# [DATA SHOWN]
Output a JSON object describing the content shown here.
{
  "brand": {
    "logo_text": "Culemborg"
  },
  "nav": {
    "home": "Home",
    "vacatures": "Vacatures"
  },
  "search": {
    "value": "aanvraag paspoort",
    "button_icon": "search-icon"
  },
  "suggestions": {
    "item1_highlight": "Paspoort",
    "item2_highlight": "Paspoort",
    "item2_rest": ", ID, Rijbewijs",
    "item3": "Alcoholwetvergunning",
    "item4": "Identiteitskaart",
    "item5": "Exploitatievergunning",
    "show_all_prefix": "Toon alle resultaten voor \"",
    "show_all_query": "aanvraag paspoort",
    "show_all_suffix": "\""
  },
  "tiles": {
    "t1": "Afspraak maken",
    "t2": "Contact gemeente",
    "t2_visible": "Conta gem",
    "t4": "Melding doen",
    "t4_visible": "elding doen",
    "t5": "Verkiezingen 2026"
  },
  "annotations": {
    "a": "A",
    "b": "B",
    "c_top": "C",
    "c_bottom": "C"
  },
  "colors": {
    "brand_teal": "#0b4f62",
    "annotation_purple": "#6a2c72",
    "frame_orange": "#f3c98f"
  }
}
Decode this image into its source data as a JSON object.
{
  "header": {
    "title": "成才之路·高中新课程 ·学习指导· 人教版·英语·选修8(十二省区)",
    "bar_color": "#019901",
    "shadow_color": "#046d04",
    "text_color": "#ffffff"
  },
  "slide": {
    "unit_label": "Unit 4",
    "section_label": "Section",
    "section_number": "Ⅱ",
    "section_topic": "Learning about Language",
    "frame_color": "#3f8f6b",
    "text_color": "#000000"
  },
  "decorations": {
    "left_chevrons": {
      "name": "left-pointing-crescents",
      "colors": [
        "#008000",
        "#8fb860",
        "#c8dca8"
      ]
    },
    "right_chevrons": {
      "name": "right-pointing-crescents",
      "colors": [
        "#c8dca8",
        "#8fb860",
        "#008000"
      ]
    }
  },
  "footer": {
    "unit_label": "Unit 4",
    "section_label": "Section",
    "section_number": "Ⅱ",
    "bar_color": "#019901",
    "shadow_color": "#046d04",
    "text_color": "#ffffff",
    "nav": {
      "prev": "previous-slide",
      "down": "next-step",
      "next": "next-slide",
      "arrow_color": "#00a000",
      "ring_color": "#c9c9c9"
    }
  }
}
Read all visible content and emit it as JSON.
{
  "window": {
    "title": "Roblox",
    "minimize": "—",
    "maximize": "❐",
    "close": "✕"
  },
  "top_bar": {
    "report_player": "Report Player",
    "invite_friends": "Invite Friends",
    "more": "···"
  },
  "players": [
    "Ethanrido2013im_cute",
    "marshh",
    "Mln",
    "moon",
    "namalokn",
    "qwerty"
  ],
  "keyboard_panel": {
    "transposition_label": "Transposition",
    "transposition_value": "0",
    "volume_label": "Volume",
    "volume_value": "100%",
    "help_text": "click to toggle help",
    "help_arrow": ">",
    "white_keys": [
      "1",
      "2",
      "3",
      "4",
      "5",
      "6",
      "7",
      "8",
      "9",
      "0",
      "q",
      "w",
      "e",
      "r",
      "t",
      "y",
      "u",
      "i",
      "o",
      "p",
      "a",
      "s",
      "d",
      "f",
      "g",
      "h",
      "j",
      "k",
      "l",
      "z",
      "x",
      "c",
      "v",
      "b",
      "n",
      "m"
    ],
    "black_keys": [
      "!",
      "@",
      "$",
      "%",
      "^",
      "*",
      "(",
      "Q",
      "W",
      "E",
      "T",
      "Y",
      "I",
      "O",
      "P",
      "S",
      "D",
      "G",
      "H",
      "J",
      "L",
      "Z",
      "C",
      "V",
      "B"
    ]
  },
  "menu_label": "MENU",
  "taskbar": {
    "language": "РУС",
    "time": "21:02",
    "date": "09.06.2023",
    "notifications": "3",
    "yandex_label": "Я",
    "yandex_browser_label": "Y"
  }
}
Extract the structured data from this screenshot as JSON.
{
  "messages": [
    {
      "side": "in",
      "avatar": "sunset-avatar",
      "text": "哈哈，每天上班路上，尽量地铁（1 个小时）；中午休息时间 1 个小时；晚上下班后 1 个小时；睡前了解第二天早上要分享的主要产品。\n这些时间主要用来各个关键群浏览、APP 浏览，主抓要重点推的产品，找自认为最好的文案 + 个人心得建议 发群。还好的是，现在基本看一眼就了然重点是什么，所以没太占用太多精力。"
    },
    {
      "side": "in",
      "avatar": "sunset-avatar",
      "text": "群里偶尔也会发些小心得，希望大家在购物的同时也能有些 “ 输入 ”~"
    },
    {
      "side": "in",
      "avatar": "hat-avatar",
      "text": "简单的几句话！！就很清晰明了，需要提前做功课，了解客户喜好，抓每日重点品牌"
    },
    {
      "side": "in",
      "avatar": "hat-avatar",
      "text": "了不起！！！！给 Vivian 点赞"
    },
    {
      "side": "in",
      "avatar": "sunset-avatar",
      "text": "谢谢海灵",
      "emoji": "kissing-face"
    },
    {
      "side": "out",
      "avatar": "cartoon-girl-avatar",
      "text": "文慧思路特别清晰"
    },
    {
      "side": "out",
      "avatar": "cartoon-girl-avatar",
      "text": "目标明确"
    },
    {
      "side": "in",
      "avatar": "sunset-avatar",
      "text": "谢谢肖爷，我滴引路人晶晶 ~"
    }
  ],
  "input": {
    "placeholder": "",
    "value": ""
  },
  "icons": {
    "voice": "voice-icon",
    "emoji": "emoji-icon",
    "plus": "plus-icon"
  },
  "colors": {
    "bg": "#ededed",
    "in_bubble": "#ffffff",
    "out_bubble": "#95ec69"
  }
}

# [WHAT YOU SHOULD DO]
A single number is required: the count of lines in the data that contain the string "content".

# [SOLUTION TO THIS PROBLEM]
2